### Problem to work on
Lines below containing the word "Hand" should be copied out.

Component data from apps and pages

****************

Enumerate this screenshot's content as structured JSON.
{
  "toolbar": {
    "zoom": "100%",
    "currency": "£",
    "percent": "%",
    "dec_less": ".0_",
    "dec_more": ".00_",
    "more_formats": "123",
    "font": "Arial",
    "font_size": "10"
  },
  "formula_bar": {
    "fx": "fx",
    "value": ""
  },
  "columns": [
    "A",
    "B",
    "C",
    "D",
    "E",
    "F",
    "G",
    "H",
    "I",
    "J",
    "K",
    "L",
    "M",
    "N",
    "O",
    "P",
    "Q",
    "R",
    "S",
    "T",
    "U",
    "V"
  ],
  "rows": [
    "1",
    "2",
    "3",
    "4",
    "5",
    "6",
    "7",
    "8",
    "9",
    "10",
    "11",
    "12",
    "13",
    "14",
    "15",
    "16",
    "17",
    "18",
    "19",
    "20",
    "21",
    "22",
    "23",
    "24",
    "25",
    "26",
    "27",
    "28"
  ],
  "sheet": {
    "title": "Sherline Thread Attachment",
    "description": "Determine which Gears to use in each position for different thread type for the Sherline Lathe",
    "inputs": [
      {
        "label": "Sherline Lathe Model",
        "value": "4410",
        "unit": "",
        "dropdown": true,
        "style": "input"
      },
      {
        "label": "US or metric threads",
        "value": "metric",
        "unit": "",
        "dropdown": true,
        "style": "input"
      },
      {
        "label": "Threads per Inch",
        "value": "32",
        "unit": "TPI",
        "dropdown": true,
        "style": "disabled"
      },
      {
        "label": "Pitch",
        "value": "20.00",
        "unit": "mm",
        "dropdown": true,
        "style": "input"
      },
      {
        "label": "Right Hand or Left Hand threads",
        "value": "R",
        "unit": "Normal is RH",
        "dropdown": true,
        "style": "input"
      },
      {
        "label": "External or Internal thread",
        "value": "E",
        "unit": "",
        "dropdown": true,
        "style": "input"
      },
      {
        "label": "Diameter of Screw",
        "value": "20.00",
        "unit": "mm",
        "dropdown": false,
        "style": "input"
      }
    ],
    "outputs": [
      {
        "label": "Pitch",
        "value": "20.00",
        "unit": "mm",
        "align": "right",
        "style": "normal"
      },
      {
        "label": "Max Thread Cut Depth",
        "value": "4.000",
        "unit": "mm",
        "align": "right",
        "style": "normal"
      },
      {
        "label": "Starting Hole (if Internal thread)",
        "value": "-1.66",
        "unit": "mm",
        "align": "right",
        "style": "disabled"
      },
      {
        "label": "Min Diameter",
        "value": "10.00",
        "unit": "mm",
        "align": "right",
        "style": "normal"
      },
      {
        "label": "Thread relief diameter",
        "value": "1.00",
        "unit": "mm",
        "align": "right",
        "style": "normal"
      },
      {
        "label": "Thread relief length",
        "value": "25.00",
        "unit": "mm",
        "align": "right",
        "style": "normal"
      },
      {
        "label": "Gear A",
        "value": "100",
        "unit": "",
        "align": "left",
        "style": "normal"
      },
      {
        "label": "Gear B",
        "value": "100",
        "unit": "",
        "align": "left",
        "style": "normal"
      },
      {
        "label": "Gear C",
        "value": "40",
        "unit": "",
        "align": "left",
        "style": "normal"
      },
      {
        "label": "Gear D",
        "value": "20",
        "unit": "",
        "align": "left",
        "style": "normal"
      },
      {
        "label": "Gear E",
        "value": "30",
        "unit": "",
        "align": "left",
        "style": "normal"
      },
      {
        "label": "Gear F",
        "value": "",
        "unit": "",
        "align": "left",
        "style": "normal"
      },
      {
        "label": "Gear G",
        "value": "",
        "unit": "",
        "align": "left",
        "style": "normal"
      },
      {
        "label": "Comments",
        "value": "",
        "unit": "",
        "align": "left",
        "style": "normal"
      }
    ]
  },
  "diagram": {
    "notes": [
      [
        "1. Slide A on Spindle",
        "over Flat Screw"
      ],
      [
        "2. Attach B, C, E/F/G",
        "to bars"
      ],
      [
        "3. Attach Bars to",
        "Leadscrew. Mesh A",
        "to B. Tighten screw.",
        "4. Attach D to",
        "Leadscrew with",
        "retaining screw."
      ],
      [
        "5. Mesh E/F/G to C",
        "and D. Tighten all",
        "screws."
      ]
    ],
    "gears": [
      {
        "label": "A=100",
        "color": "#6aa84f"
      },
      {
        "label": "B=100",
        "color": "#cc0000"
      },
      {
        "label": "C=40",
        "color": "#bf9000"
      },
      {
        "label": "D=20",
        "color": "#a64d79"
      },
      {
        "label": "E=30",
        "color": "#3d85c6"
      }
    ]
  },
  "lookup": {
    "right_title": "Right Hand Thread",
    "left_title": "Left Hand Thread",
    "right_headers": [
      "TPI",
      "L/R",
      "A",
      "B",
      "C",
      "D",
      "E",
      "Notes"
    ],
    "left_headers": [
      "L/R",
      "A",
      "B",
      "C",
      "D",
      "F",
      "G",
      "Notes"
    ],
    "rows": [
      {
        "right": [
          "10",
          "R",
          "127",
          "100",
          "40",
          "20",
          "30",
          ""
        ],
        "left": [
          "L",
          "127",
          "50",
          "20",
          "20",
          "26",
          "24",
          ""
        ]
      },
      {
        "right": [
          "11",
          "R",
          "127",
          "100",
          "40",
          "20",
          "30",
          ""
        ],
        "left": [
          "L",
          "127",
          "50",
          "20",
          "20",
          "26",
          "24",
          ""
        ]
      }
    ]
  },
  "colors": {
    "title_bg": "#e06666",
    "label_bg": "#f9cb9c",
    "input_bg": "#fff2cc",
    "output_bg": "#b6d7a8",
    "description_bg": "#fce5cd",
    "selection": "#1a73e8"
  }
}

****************

### Reply to the exercise
        "label": "Right Hand or Left Hand threads",
    "right_title": "Right Hand Thread",
    "left_title": "Left Hand Thread",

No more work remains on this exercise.